My 9-year-old daughter recently attended a friend’s slumber party. Later, I found out they’d watched an R-rated movie. I’m furious. My daughter’s allowed to watch only G- and PG-rated films. Should I talk to the parents about what happened?
You strike me as the type of person who thrives on finding things to complain about. So your daughter watched an R-rated movie? Boo-hoo. If you’re so offended, try watching your daughter yourself, instead of pawning her off on somebody else and then complaining about their parenting.
Also, instead of blindly relying on an arbitrary rating system, why not be an actual parent and judge a movie on its individual merits? Ignorant people like you would lump Silence of the Lambs and Schindler’s List into the same category without bothering to watch either.
Bottom line: Your daughter’s friend’s parents were doing you a favor by hosting a slumber party. You got a night of freedom while they fed and supervised a swarm of noisy brats. Rather than spewing and sputtering, you should try showing a little appreciation.
Personally, I think your daughter would be better off watching a whole slew of R-rated movies than growing up to become a miserable wretch like you.

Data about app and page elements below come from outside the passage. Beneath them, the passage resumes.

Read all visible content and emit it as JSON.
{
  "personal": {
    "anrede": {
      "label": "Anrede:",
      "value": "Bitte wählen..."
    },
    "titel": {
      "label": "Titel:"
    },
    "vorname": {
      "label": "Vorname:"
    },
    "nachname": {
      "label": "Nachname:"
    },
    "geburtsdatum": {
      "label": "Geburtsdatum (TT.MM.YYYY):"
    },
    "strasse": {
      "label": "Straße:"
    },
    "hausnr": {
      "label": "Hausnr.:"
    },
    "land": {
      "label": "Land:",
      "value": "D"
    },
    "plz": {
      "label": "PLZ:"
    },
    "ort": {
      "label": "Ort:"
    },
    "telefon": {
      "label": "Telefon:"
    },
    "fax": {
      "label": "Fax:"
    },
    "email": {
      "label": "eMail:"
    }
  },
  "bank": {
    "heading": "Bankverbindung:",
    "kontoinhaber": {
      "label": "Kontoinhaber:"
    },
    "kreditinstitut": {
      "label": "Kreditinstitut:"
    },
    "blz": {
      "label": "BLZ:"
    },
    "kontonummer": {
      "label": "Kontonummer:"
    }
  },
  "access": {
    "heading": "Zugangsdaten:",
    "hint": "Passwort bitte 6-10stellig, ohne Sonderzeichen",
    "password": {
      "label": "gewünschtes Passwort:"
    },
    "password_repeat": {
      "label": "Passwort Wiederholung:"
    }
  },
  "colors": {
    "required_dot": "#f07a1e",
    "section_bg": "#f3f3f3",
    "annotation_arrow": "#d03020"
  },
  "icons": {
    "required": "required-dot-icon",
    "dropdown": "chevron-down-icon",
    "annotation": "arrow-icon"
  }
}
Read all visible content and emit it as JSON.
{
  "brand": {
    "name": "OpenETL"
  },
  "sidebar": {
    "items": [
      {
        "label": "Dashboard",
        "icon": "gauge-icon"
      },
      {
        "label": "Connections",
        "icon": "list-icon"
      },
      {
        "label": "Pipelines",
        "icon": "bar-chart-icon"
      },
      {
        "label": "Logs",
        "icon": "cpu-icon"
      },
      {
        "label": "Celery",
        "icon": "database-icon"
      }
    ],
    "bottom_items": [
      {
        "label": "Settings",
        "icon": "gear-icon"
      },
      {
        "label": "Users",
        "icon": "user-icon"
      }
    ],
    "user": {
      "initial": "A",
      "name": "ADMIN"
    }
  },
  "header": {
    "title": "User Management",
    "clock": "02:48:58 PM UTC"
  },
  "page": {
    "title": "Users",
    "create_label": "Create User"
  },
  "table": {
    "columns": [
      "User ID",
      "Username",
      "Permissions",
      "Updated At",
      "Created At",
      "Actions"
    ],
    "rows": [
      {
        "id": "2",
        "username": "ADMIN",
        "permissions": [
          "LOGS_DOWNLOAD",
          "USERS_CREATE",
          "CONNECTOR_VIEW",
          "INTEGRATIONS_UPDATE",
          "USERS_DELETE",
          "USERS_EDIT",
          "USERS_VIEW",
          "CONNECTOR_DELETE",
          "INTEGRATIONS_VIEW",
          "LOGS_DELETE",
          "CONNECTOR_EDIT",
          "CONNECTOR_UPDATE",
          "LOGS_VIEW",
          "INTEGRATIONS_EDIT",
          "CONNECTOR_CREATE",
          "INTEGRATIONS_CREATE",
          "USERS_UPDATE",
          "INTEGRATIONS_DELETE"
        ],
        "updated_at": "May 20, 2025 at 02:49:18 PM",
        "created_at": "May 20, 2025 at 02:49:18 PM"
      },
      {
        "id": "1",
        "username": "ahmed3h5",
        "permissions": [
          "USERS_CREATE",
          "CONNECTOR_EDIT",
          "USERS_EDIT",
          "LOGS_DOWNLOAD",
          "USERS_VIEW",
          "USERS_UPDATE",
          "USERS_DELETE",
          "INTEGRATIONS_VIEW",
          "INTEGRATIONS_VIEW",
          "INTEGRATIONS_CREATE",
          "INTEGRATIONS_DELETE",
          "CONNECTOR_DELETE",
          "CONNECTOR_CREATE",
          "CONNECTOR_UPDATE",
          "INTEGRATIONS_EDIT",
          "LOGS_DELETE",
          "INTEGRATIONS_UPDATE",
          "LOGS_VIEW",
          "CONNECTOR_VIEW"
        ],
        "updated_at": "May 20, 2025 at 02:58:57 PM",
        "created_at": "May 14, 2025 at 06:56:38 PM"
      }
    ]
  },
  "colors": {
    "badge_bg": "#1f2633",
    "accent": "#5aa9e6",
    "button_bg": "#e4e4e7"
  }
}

A co-worker of mine has really bad breath. What’s the best way to let him know?
The next time your co-worker talks to you, you might try fanning your nose and saying, “Holy cow, your breath smells like my dog’s ass.” Then, offer him a mint.
I’m sure he’ll get the message.
I love my grandmother, but she tells the same stories over and over again. I’d like to tell her that she’s repeating herself, but I don’t want to hurt her feelings. What can I do?
Why should you care about your grandmother’s feelings? She’s already lived her life. The babbling corpse-in-waiting should start caring about your feelings.
The next time she starts in with one of her little anecdotes, interrupt with a story of your own:
“Hey, Grandma, did you hear the one about the old windbag whose grandson put her into a nursing home because she kept telling the same story over and over and over again?”
I imagine your grandmother will start keeping her stories to herself.
You’re having a phone conversation with an old friend. At one point, you find yourself complaining about your spouse. Suddenly, you remember your friend’s husband died six months ago. What do you do?
Jennifer from Ohio says: “I would immediately apologize and ask how she’s coping.”
Kathryn from Montana says: “I wouldn’t say anything and pretend I didn’t know. Why bring it up if they don’t? Awkward.”
Fred from Maine says: “I would switch gears and say I’m grateful to have my spouse, and I’d tell my friend that she’s always in my thoughts and prayers.”
Allen says: “No need to apologize for such an innocent blunder. Besides, the dude’s been dead for six months. The woman needs to stop milking the role of the grieving widow already.
“A great idea would be to ask what she’s doing Friday night. After all, she’s clearly available. If she says no, tell her her husband would have wanted her to. This tactic also should work for getting her drunk and into bed.
“Afterwards, if she asks you to stay, remind her to think of her husband. Would he have wanted her to have fun? Of course. But would he want her to jump into a relationship right away? Not a chance. She needs to respect his memory a little better.
“Let her weep into her pillow as you pull on your clothes and let yourself out.
“If she tries to call, gently remind her that you’re still married. Unlike her, you’re not free to live the swinging single life. Tell her also that you’d love to carry on a relationship, but that marriage to you is the most important, sacred bond a couple can share.
“You may not ever hear from her again, but that’s OK. The grieving need their space.”